Senators vowed yesterday to punish Saudi Arabia with further sanctions after a private briefing from the Central Intelligence Agency director convinced them that the country's crown prince had ordered the murder of Jamal Khashoggi. In contrast to statements from President Donald Trump-who has said "we may never know" if the crown prince was culpable-several senators came out of the briefing saying they were more convinced than ever.
The CIA concluded that the Saudi crown prince likely ordered the killing, basing their assessment on intercepted communications, according to the Washington Post. Turkey says a hit squad from Riyadh killed and dismembered him.
"There's not a smoking gun, there's a smoking saw", Sen. Frustrated with the administration's response, senators voted last week to move forward on a resolution curtailing US backing for the Saudi-led war in Yemen.
Corker also suggested that the briefing last week, which featured Pompeo and Mattis but not Haspel, was entirely misleading.

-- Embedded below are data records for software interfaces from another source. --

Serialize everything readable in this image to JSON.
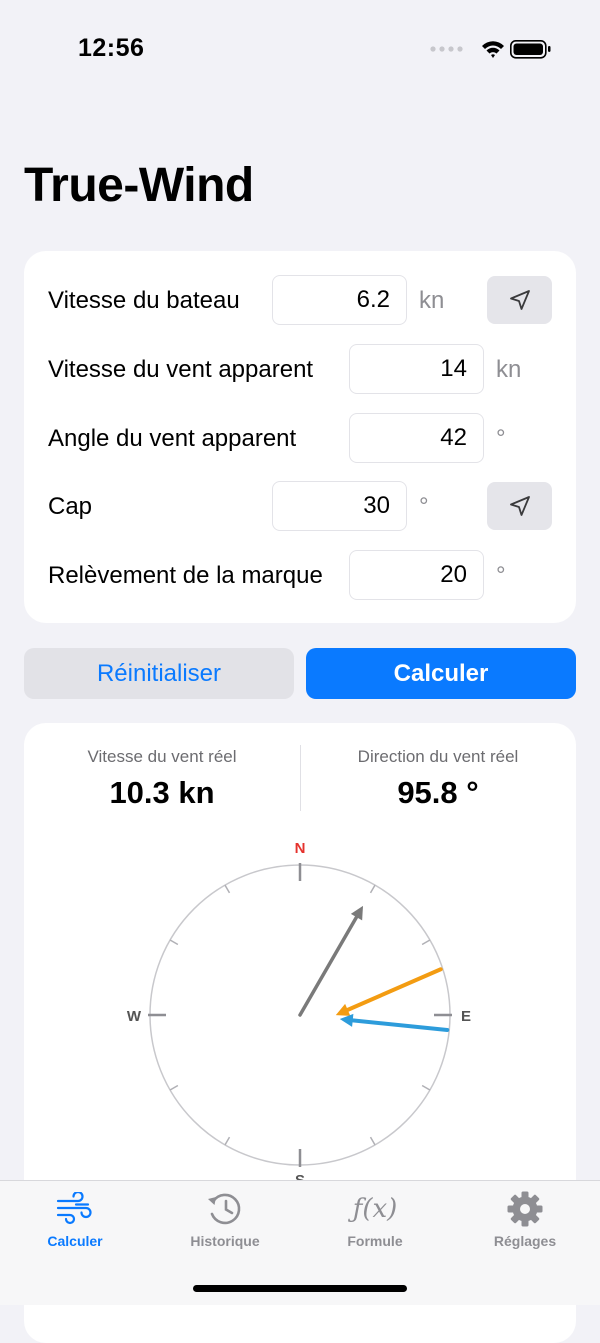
{
  "status": {
    "time": "12:56",
    "icons": [
      "signal-icon",
      "wifi-icon",
      "battery-icon"
    ]
  },
  "title": "True-Wind",
  "form": {
    "rows": [
      {
        "label": "Vitesse du bateau",
        "value": "6.2",
        "unit": "kn",
        "has_location": true
      },
      {
        "label": "Vitesse du vent apparent",
        "value": "14",
        "unit": "kn",
        "has_location": false
      },
      {
        "label": "Angle du vent apparent",
        "value": "42",
        "unit": "°",
        "has_location": false
      },
      {
        "label": "Cap",
        "value": "30",
        "unit": "°",
        "has_location": true
      },
      {
        "label": "Relèvement de la marque",
        "value": "20",
        "unit": "°",
        "has_location": false
      }
    ]
  },
  "buttons": {
    "reset": "Réinitialiser",
    "calculate": "Calculer"
  },
  "results": {
    "speed_label": "Vitesse du vent réel",
    "speed_value": "10.3 kn",
    "direction_label": "Direction du vent réel",
    "direction_value": "95.8 °"
  },
  "compass": {
    "cardinals": {
      "n": "N",
      "e": "E",
      "s": "S",
      "w": "W"
    },
    "heading_deg": 30,
    "apparent_wind_deg": 72,
    "true_wind_deg": 95.8,
    "colors": {
      "north": "#E5322D",
      "heading": "#7A7A7A",
      "apparent": "#F39C12",
      "true": "#2D9CDB"
    }
  },
  "tabs": [
    {
      "label": "Calculer",
      "icon": "wind-icon",
      "active": true
    },
    {
      "label": "Historique",
      "icon": "history-icon",
      "active": false
    },
    {
      "label": "Formule",
      "icon": "function-icon",
      "active": false
    },
    {
      "label": "Réglages",
      "icon": "gear-icon",
      "active": false
    }
  ],
  "accent": "#0A7AFF"
}
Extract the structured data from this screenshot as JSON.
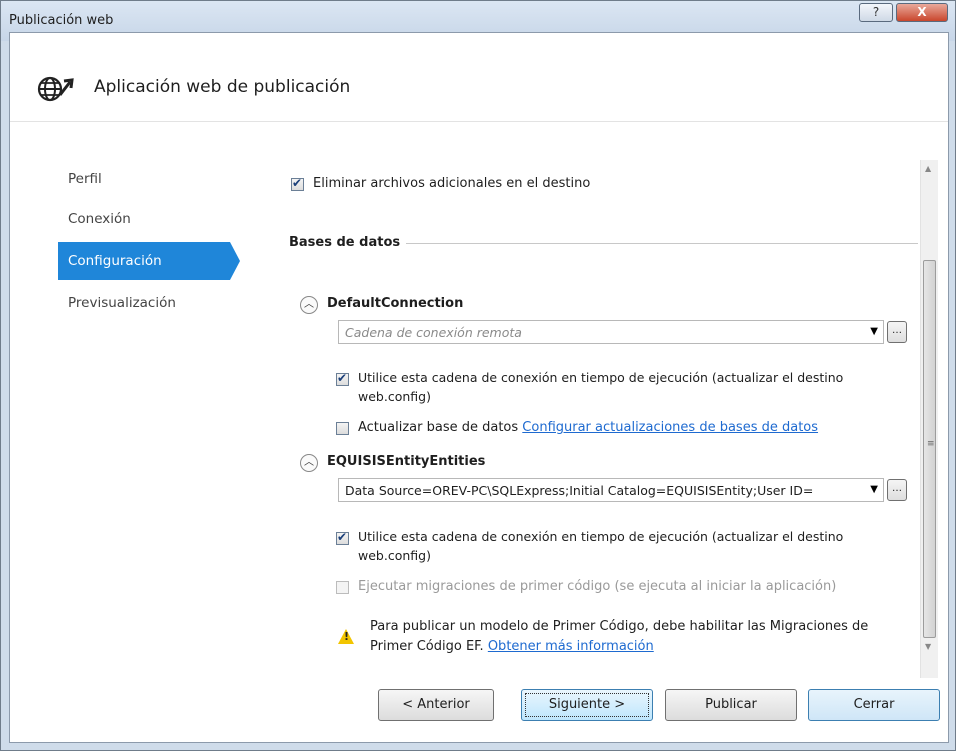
{
  "window": {
    "title": "Publicación web",
    "help_label": "?",
    "close_label": "X"
  },
  "header": {
    "title": "Aplicación web de publicación",
    "icon": "globe-publish-icon"
  },
  "nav": {
    "items": [
      {
        "label": "Perfil",
        "active": false
      },
      {
        "label": "Conexión",
        "active": false
      },
      {
        "label": "Configuración",
        "active": true
      },
      {
        "label": "Previsualización",
        "active": false
      }
    ]
  },
  "settings": {
    "delete_extra_files": {
      "label": "Eliminar archivos adicionales en el destino",
      "checked": true
    },
    "databases_heading": "Bases de datos",
    "connections": [
      {
        "name": "DefaultConnection",
        "connection_string": "",
        "connection_placeholder": "Cadena de conexión remota",
        "use_at_runtime": {
          "label_line1": "Utilice esta cadena de conexión en tiempo de ejecución (actualizar el destino",
          "label_line2": "web.config)",
          "checked": true
        },
        "update_db": {
          "label": "Actualizar base de datos",
          "checked": false
        },
        "configure_link": "Configurar actualizaciones de bases de datos"
      },
      {
        "name": "EQUISISEntityEntities",
        "connection_string": "Data Source=OREV-PC\\SQLExpress;Initial Catalog=EQUISISEntity;User ID=",
        "use_at_runtime": {
          "label_line1": "Utilice esta cadena de conexión en tiempo de ejecución (actualizar el destino",
          "label_line2": "web.config)",
          "checked": true
        },
        "migrations": {
          "label": "Ejecutar migraciones de primer código (se ejecuta al iniciar la aplicación)",
          "checked": false,
          "disabled": true
        },
        "warning_line1": "Para publicar un modelo de Primer Código, debe habilitar las Migraciones de",
        "warning_line2": "Primer Código EF.",
        "warning_link": "Obtener más información"
      }
    ]
  },
  "buttons": {
    "back": "< Anterior",
    "next": "Siguiente >",
    "publish": "Publicar",
    "close": "Cerrar"
  },
  "colors": {
    "accent": "#1f86d9",
    "link": "#1e6ad0",
    "warning": "#f2c500"
  }
}
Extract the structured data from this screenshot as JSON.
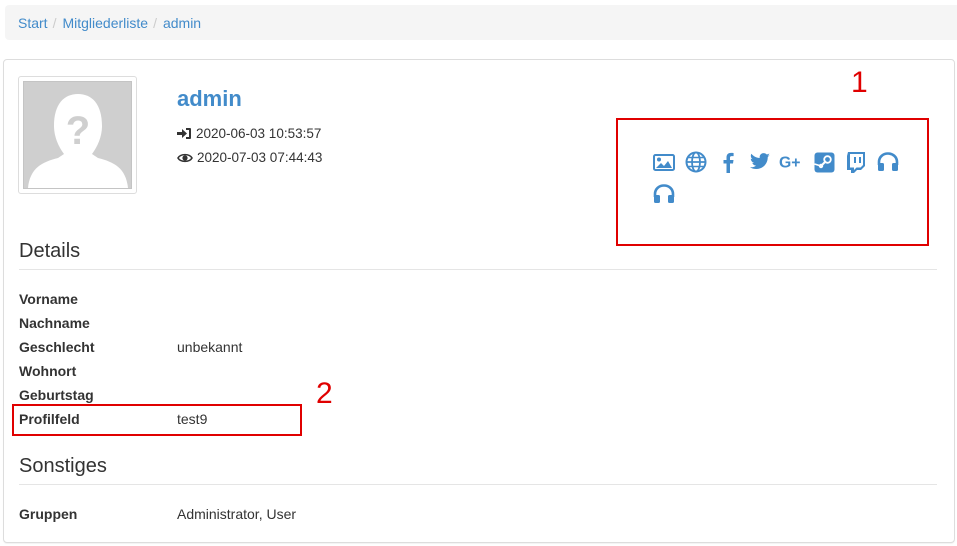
{
  "breadcrumb": {
    "items": [
      "Start",
      "Mitgliederliste"
    ],
    "current": "admin"
  },
  "profile": {
    "username": "admin",
    "last_login": "2020-06-03 10:53:57",
    "last_seen": "2020-07-03 07:44:43",
    "avatar_icon": "question-mark-silhouette-icon"
  },
  "social_icons": [
    "image-icon",
    "globe-icon",
    "facebook-icon",
    "twitter-icon",
    "google-plus-icon",
    "steam-icon",
    "twitch-icon",
    "headphones-icon",
    "headphones-icon"
  ],
  "colors": {
    "link": "#428bca",
    "annotation": "#e00000"
  },
  "annotations": {
    "one": "1",
    "two": "2"
  },
  "details": {
    "title": "Details",
    "rows": [
      {
        "label": "Vorname",
        "value": ""
      },
      {
        "label": "Nachname",
        "value": ""
      },
      {
        "label": "Geschlecht",
        "value": "unbekannt"
      },
      {
        "label": "Wohnort",
        "value": ""
      },
      {
        "label": "Geburtstag",
        "value": ""
      },
      {
        "label": "Profilfeld",
        "value": "test9"
      }
    ]
  },
  "other": {
    "title": "Sonstiges",
    "rows": [
      {
        "label": "Gruppen",
        "value": "Administrator, User"
      }
    ]
  }
}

Graham said that you'd have to be "willfully blind" to not know Mohammed was responsible - a clear rebuke of Trump's argument that this whole thing resides in some kind of grey area.
"I think it would have been good to have the full Senate", said Sen.
Ms Haspel's absence from that briefing angered senators.
When asked if he thought Haspel's briefing had changed any minds, Sen.
"To let it stand, in essence allows somebody like MBS to continue with immunity which is inappropriate", Corker said, adding that the Trump administration "puts Congress in a place where now we feel like we need to speak out, that this can not stand".
Last week, Haspel did not attend a briefing about Khashoggi's killing that was given to all senators by Defense Secretary James Mattis and Secretary of State Mike Pompeo.
The Senate is gearing up for a potentially unwieldy debate over USA policy regarding Yemen and Saudi Arabia, and a Tuesday briefing for key senators from the Central Intelligence Agency chief did nothing to thwart that.
The South Carolina senator continued, "Saudi Arabia is a strategic ally, and the relationship is worth saving-but not at all cost".
Other senators, including Bob Menendez (D-NJ) and Richard Shelby (R-AL) said the briefing confirmed their suspicions about bin Salman's involvement and agreed the United States must respond. And for once, Graham and Democrats in Congress have found something they can agree on.
Khashoggi's murder is a rare example of Senate Republicans-at least some of them-parting company with the Trump Administration on foreign policy.
Senator Corker said it would be "difficult" to come up with legislation that could pass the Senate.
"Now, the question is, how do you separate the Saudi crown prince and his group from the nation itself", he said.
The Trump administration has argued there is no "smoking gun" tying the prince to the murder, but Corker said Haspel presented the senators with information they hadn't heard before. Speaker Paul Ryan last week said the Yemen resolution "isn't the way to go".